  • (US) IPA(key): /ˌæb.əˈɹeɪ.ʃn̩/
  • (file)


aberration (countable and uncountable, plural aberrations)

  1. The act of wandering; deviation from truth, moral rectitude; abnormal; divergence from the straight, correct, proper, normal, or from the natural state. [Late 16th century.][3]
    the aberration of youth
    aberrations from theory
    aberration of character
  2. (optics) The convergence to different foci, by a lens or mirror, of rays of light emanating from one and the same point, or the deviation of such rays from a single focus; a defect in a focusing mechanism that prevents the intended focal point. [Mid 18th century.][3]
  3. (astronomy) A small periodical change of position in the stars and other heavenly bodies, due to the combined effect of the motion of light and the motion of the observer. [Mid 18th century.][3]
  4. A partial alienation of reason. [Early 19th century.][3]
    • (Can we date this quote?), Lingard, (Please provide the book title or journal name):
      Occasional aberrations of intellect.
    • (Can we date this quote?), I. Taylor, (Please provide the book title or journal name):
      Whims, which at first are the aberrations of a single brain, pass with heat into epidemic form.
  5. A mental disorder, especially one of a minor or temporary character. [Early 19th century.][3]
  6. (zoology, botany) Atypical development or structure; deviation from the normal type; an aberrant organ. [Mid 19th century.][3]
  7. (medicine) A deviation of a tissue, organ or mental functions from what is considered to be within the normal range.

Derived termsEdit

Related termsEdit

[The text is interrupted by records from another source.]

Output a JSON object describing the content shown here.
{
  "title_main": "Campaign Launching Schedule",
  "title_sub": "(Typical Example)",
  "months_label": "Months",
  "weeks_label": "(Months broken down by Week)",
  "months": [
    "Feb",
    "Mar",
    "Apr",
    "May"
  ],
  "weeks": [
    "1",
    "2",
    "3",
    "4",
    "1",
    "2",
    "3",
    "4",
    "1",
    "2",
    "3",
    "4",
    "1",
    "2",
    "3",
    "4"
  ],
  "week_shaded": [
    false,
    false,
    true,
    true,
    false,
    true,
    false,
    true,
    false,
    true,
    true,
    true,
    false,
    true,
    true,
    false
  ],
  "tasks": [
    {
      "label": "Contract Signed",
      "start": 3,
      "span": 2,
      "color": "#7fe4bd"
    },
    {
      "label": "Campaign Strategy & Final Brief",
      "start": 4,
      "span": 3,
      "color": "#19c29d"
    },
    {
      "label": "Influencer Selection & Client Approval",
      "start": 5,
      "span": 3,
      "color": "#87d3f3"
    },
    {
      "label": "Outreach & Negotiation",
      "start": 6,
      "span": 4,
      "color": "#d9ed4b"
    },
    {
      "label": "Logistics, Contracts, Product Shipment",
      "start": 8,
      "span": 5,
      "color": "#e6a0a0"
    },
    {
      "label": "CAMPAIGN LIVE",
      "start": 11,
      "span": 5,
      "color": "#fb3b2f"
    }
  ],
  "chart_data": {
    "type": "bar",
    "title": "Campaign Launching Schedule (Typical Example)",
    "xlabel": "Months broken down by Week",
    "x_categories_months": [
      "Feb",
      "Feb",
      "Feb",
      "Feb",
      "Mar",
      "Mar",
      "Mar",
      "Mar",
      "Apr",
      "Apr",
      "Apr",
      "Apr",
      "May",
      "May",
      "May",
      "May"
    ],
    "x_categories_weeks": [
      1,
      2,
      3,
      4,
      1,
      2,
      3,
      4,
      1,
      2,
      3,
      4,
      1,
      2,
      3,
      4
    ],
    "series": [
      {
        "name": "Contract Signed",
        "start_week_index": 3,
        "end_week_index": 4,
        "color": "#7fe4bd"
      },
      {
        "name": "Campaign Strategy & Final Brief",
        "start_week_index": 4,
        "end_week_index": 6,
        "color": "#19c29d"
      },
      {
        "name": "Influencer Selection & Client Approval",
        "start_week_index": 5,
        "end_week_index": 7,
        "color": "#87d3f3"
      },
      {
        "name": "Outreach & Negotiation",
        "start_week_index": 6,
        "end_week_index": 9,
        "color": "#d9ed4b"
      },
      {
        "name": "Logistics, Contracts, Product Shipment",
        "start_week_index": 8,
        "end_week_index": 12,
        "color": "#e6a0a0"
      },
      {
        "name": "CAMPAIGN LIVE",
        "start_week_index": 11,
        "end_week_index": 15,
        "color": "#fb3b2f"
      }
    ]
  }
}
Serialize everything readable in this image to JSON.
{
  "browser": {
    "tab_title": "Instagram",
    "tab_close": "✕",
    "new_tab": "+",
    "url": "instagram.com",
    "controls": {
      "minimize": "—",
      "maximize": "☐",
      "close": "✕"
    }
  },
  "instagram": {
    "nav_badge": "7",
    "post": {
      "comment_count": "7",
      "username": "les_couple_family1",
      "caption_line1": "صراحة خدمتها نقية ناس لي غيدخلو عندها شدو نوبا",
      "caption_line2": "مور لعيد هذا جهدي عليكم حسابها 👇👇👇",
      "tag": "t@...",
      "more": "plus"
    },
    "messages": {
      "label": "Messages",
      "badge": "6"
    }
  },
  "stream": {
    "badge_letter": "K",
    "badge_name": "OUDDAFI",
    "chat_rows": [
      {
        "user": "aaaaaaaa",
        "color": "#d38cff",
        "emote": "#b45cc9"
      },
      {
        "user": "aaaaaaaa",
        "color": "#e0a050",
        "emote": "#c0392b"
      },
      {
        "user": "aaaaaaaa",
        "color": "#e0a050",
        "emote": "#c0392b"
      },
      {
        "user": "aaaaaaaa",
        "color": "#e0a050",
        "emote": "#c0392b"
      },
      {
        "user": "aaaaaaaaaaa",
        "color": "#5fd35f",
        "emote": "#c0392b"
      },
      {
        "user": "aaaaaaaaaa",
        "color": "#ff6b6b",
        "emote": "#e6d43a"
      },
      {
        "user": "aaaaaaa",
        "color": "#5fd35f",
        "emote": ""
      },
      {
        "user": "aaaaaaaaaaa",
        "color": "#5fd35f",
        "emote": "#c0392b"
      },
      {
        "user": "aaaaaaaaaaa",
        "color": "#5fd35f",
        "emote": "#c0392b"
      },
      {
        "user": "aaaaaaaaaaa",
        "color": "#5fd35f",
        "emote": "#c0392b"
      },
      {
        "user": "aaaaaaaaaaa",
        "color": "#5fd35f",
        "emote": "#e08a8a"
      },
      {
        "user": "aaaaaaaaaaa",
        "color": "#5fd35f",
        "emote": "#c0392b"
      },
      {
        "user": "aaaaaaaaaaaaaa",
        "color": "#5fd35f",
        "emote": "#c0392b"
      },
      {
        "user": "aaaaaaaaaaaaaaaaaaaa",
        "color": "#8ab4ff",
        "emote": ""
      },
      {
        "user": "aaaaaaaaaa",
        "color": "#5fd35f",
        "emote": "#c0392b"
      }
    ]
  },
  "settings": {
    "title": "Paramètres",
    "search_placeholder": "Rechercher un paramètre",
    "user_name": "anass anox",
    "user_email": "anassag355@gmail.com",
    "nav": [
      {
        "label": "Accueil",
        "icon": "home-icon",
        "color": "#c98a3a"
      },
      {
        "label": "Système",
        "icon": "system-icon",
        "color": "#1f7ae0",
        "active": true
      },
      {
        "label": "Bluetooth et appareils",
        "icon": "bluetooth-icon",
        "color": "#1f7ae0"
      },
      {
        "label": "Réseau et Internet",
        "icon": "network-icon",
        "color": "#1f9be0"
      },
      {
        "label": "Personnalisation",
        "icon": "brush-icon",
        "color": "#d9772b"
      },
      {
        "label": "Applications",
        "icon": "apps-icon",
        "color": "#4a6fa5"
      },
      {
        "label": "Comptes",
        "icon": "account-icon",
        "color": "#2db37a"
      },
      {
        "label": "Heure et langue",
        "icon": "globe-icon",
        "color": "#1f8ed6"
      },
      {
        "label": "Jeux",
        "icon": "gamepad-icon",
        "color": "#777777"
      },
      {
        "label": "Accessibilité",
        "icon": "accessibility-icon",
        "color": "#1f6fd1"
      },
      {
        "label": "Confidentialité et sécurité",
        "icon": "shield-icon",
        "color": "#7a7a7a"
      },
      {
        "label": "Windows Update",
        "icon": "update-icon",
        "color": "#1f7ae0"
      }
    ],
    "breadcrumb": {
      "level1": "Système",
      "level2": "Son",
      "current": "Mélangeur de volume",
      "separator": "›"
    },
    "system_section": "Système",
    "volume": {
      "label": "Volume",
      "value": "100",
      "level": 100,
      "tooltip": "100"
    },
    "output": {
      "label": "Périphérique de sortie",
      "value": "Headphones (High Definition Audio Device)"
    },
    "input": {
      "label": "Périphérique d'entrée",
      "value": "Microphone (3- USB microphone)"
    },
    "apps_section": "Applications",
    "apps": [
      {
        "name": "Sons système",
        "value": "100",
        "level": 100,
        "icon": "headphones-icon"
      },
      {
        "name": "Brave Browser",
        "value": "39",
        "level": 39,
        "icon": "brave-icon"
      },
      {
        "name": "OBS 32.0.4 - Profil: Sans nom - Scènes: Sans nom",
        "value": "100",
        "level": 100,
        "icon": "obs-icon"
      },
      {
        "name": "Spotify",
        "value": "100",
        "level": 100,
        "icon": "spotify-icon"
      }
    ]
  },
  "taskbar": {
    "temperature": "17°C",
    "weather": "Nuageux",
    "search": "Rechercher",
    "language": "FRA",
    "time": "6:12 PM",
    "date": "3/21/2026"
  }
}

The translations below need to be checked and inserted above into the appropriate translation tables, removing any numbers. Numbers do not necessarily match those in definitions. See instructions at Wiktionary:Entry layout#Translations.


  1. ^ Aberration at
  2. ^ Elliott K. Dobbie, C. William Dunmore, Robert K. Barnhart, et al. (editors), Chambers Dictionary of Etymology (Chambers Harrap Publishers Ltd, 2004 [1998], →ISBN), page 2
  3. 3.0 3.1 3.2 3.3 3.4 3.5 “aberration” in Lesley Brown, editor-in-chief; William R. Trumble and Angus Stevenson, editors, The Shorter Oxford English Dictionary on Historical Principles, 5th edition, Oxford; New York, N.Y.: Oxford University Press, 2002, →ISBN, page 4.



From Latin aberrationem, aberratio.



aberration f (plural aberrations)

  1. aberration
  2. the state of being aberrant
  3. (astronomy) aberration
  4. (optics) aberration
  5. (physiology) aberration or mutation

Further readingEdit